Hydrogen breath tests (HBT) are non-invasive investigations frequently used in pediatric gastroenterology. The range of diseases that can be identified include carbohydrate intolerance, small intestinal bacterial overgrowth, and orocecal transit time. In the normal individual, gut bacteria are primarily located in the colon and the distal small intestine. When defective sugar absorption is present, unabsorbed carbohydrates make up the substrate for the saccharolitic flora of the colon. Short-chain fatty acids and gases (e.g. hydrogen [H2], methane [CH4]) are formed from the metabolism of this flora. Human cells do not produce H2 and CH4. The rationale of HBT is based on the concept that part of the gas produced by colonic bacterial fermentation diffuses into the blood and is excreted by breath, where it can be quantified easily by chromatography .
Breath testing is designed around the fact that all hydrogen in the breath results from fermentation of poorly absorbed carbohydrate in the intestinal tract (Figure 1). Interpretation is easier if breath hydrogen starts at zero – hence a diet low in fermentable carbohydrates is recommended the day before the test. Only one sugar can be tested each day, with an interval of at least 2 days between tests.
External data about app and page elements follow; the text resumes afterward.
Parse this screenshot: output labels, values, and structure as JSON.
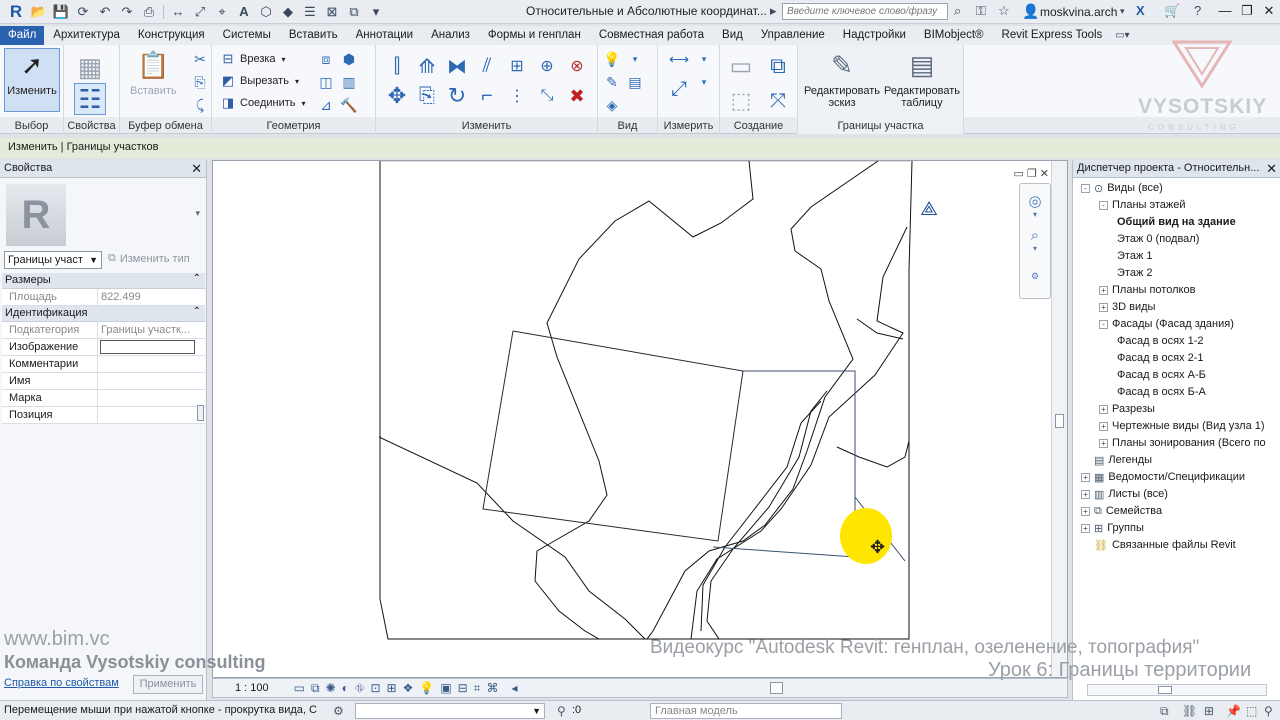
{
  "titlebar": {
    "app_logo": "R",
    "document_title": "Относительные и Абсолютные координат...",
    "search_placeholder": "Введите ключевое слово/фразу",
    "user_name": "moskvina.arch"
  },
  "ribbon_tabs": [
    "Файл",
    "Архитектура",
    "Конструкция",
    "Системы",
    "Вставить",
    "Аннотации",
    "Анализ",
    "Формы и генплан",
    "Совместная работа",
    "Вид",
    "Управление",
    "Надстройки",
    "BIMobject®",
    "Revit Express Tools"
  ],
  "ribbon": {
    "modify_label": "Изменить",
    "panels": {
      "select": "Выбор",
      "properties": "Свойства",
      "clipboard": "Буфер обмена",
      "geometry": "Геометрия",
      "modify": "Изменить",
      "view": "Вид",
      "measure": "Измерить",
      "create": "Создание",
      "property_lines": "Границы участка"
    },
    "paste_label": "Вставить",
    "geometry_cmds": [
      "Врезка",
      "Вырезать",
      "Соединить"
    ],
    "edit_sketch": "Редактировать эскиз",
    "edit_table": "Редактировать таблицу"
  },
  "context_bar": "Изменить | Границы участков",
  "properties": {
    "title": "Свойства",
    "type_preview_letter": "R",
    "type_selector": "Границы участ",
    "edit_type": "Изменить тип",
    "groups": [
      {
        "name": "Размеры",
        "rows": [
          {
            "name": "Площадь",
            "value": "822.499",
            "readonly": true
          }
        ]
      },
      {
        "name": "Идентификация",
        "rows": [
          {
            "name": "Подкатегория",
            "value": "Границы участк...",
            "readonly": true
          },
          {
            "name": "Изображение",
            "value": "",
            "readonly": false
          },
          {
            "name": "Комментарии",
            "value": "",
            "readonly": false
          },
          {
            "name": "Имя",
            "value": "",
            "readonly": false
          },
          {
            "name": "Марка",
            "value": "",
            "readonly": false
          },
          {
            "name": "Позиция",
            "value": "",
            "readonly": false
          }
        ]
      }
    ],
    "help_link": "Справка по свойствам",
    "apply_label": "Применить"
  },
  "view_control": {
    "scale": "1 : 100"
  },
  "project_browser": {
    "title": "Диспетчер проекта - Относительн...",
    "items": [
      {
        "label": "Виды (все)",
        "level": 0,
        "toggle": "-",
        "icon": "views"
      },
      {
        "label": "Планы этажей",
        "level": 1,
        "toggle": "-"
      },
      {
        "label": "Общий вид на здание",
        "level": 2,
        "bold": true
      },
      {
        "label": "Этаж 0 (подвал)",
        "level": 2
      },
      {
        "label": "Этаж 1",
        "level": 2
      },
      {
        "label": "Этаж 2",
        "level": 2
      },
      {
        "label": "Планы потолков",
        "level": 1,
        "toggle": "+"
      },
      {
        "label": "3D виды",
        "level": 1,
        "toggle": "+"
      },
      {
        "label": "Фасады (Фасад здания)",
        "level": 1,
        "toggle": "-"
      },
      {
        "label": "Фасад в осях 1-2",
        "level": 2
      },
      {
        "label": "Фасад в осях 2-1",
        "level": 2
      },
      {
        "label": "Фасад в осях А-Б",
        "level": 2
      },
      {
        "label": "Фасад в осях Б-А",
        "level": 2
      },
      {
        "label": "Разрезы",
        "level": 1,
        "toggle": "+"
      },
      {
        "label": "Чертежные виды (Вид узла 1)",
        "level": 1,
        "toggle": "+"
      },
      {
        "label": "Планы зонирования (Всего по",
        "level": 1,
        "toggle": "+"
      },
      {
        "label": "Легенды",
        "level": 0,
        "icon": "legend"
      },
      {
        "label": "Ведомости/Спецификации",
        "level": 0,
        "toggle": "+",
        "icon": "schedule"
      },
      {
        "label": "Листы (все)",
        "level": 0,
        "toggle": "+",
        "icon": "sheets"
      },
      {
        "label": "Семейства",
        "level": 0,
        "toggle": "+",
        "icon": "families"
      },
      {
        "label": "Группы",
        "level": 0,
        "toggle": "+",
        "icon": "groups"
      },
      {
        "label": "Связанные файлы Revit",
        "level": 0,
        "icon": "links"
      }
    ]
  },
  "watermark": {
    "brand": "VYSOTSKIY",
    "brand_sub": "CONSULTING",
    "site": "www.bim.vc",
    "team": "Команда Vysotskiy consulting",
    "course": "Видеокурс \"Autodesk Revit: генплан, озеленение, топография\"",
    "lesson": "Урок 6: Границы территории"
  },
  "statusbar": {
    "message": "Перемещение мыши при нажатой кнопке - прокрутка вида, С",
    "selection_count": ":0",
    "model": "Главная модель"
  }
}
Patients were asked to fast from solids and liquids for a minimum of 8 hours (overnight) before the test and to have only small amounts of water; tests were conducted in the morning and patients fasted from midnight. In order to avoid false-positive and false-negative results, patients were asked to eat a low-fibre evening meal, not to have exercised in the morning of or during the test, and not to have taken antibiotics, probiotics, prokinetics, laxatives and/or solutions for colonic clearing within 4 weeks before the test. Good oral hygiene was also recommended.
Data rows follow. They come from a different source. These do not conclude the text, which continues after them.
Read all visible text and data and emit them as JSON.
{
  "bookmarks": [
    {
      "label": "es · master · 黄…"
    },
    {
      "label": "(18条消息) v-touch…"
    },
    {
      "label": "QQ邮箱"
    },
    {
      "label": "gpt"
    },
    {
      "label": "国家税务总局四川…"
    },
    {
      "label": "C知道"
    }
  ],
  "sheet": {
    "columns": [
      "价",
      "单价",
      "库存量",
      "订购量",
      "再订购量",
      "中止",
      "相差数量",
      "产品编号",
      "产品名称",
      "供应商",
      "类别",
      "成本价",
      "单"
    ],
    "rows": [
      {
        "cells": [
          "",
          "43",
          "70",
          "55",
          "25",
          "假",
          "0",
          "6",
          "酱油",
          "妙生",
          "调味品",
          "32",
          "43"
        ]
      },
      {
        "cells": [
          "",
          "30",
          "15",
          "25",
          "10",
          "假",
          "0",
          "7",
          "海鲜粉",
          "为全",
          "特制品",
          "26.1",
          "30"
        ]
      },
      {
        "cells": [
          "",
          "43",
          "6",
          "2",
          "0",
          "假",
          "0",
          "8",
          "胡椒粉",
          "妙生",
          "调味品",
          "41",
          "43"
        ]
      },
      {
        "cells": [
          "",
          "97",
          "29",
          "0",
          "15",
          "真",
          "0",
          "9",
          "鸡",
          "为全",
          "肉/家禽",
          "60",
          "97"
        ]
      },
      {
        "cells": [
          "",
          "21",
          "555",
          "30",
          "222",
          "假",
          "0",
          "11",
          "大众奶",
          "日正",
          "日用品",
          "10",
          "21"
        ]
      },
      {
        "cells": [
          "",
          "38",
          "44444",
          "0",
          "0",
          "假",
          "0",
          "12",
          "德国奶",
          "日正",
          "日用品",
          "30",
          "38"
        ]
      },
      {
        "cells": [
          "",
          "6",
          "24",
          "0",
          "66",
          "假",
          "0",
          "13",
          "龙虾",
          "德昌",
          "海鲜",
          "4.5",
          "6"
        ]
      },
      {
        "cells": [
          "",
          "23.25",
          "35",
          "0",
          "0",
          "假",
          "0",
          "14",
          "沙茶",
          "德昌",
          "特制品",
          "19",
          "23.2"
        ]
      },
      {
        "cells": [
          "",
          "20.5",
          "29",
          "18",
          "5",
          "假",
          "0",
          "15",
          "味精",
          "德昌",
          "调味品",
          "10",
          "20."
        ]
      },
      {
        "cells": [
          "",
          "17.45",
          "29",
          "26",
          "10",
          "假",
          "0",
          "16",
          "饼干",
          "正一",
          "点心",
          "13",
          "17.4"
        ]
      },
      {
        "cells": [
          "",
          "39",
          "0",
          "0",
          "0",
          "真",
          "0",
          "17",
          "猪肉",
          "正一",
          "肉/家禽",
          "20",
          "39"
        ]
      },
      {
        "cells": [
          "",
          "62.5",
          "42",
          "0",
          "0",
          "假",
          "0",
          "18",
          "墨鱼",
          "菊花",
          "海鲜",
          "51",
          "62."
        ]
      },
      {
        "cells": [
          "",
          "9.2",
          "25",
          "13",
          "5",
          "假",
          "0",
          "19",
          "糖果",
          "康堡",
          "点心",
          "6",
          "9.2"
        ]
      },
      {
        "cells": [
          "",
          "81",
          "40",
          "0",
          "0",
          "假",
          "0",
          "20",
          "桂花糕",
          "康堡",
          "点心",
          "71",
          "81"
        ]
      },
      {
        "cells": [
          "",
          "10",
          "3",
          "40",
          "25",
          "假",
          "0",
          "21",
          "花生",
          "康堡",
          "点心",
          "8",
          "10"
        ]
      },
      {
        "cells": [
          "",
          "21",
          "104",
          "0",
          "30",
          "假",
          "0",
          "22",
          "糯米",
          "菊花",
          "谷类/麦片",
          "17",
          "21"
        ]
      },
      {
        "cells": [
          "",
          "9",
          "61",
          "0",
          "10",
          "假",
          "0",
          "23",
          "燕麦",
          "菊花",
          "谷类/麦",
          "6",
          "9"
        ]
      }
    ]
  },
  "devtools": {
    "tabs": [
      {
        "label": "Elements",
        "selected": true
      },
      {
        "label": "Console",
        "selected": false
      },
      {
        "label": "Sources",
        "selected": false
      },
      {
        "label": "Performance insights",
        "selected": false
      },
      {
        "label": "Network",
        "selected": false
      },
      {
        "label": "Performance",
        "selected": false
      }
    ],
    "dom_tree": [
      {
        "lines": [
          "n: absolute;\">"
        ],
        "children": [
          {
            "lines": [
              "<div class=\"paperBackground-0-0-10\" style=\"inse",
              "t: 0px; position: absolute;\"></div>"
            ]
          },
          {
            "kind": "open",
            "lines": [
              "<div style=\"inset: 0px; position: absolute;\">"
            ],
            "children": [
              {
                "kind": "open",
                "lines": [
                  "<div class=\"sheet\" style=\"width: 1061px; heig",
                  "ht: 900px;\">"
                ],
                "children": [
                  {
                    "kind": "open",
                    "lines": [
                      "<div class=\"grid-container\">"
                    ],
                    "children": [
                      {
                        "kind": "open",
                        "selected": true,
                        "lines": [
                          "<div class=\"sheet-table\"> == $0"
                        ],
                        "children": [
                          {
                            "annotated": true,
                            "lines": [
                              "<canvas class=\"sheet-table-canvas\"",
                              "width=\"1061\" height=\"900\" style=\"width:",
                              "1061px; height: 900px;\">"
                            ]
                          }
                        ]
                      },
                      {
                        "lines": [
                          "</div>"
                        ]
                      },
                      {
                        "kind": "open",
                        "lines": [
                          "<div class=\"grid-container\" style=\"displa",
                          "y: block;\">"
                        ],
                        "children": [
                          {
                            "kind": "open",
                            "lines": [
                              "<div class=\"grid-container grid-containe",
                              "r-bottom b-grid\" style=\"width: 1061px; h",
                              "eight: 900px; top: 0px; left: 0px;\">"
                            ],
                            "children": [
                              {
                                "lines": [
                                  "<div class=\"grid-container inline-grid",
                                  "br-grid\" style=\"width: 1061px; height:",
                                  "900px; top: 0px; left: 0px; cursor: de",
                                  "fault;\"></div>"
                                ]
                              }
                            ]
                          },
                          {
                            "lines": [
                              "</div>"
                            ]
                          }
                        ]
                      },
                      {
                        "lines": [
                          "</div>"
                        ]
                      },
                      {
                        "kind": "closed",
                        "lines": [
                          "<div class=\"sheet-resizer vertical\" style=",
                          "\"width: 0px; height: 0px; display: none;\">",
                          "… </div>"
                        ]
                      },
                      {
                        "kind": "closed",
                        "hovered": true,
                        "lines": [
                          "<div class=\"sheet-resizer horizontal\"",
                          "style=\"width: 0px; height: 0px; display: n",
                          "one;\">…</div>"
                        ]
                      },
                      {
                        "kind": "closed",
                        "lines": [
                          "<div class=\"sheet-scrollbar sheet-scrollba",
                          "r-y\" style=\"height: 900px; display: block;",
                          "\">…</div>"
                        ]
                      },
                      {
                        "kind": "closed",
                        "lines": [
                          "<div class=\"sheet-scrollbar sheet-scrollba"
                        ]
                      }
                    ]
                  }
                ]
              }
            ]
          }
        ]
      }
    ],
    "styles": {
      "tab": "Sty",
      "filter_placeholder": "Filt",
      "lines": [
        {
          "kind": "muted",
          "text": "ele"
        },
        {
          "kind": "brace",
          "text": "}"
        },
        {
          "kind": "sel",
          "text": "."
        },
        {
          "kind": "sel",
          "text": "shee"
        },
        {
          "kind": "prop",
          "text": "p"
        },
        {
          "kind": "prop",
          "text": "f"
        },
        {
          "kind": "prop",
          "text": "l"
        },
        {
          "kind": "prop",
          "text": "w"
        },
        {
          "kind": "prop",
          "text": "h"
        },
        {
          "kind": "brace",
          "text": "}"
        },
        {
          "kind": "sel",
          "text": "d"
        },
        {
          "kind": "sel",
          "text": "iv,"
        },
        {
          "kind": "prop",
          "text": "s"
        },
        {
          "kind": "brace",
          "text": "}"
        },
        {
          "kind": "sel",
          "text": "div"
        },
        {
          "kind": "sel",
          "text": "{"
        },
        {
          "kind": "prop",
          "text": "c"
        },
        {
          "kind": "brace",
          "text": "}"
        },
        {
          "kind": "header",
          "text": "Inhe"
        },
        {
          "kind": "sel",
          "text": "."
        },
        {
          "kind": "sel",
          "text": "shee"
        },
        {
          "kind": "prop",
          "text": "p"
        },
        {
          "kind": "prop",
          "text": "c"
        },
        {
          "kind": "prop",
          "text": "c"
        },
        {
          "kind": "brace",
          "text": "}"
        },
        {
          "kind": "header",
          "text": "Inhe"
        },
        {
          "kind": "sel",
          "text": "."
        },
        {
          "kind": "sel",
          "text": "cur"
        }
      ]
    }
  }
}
The pretest diet is important to ensure low baseline breath hydrogen. The test solution is consumed after a baseline breath sample, followed by repeated breath samples over 3 hours. A rise in breath hydrogen (or methane) indicates malabsorption through fermentation of the test sugar.
All patients with functional gut symptoms undergoing breath tests should receive dietary advice, preferably by a diaetician. The tests do not determine whether dietary change is worthwhile – it only guides the dietician in designing the diet.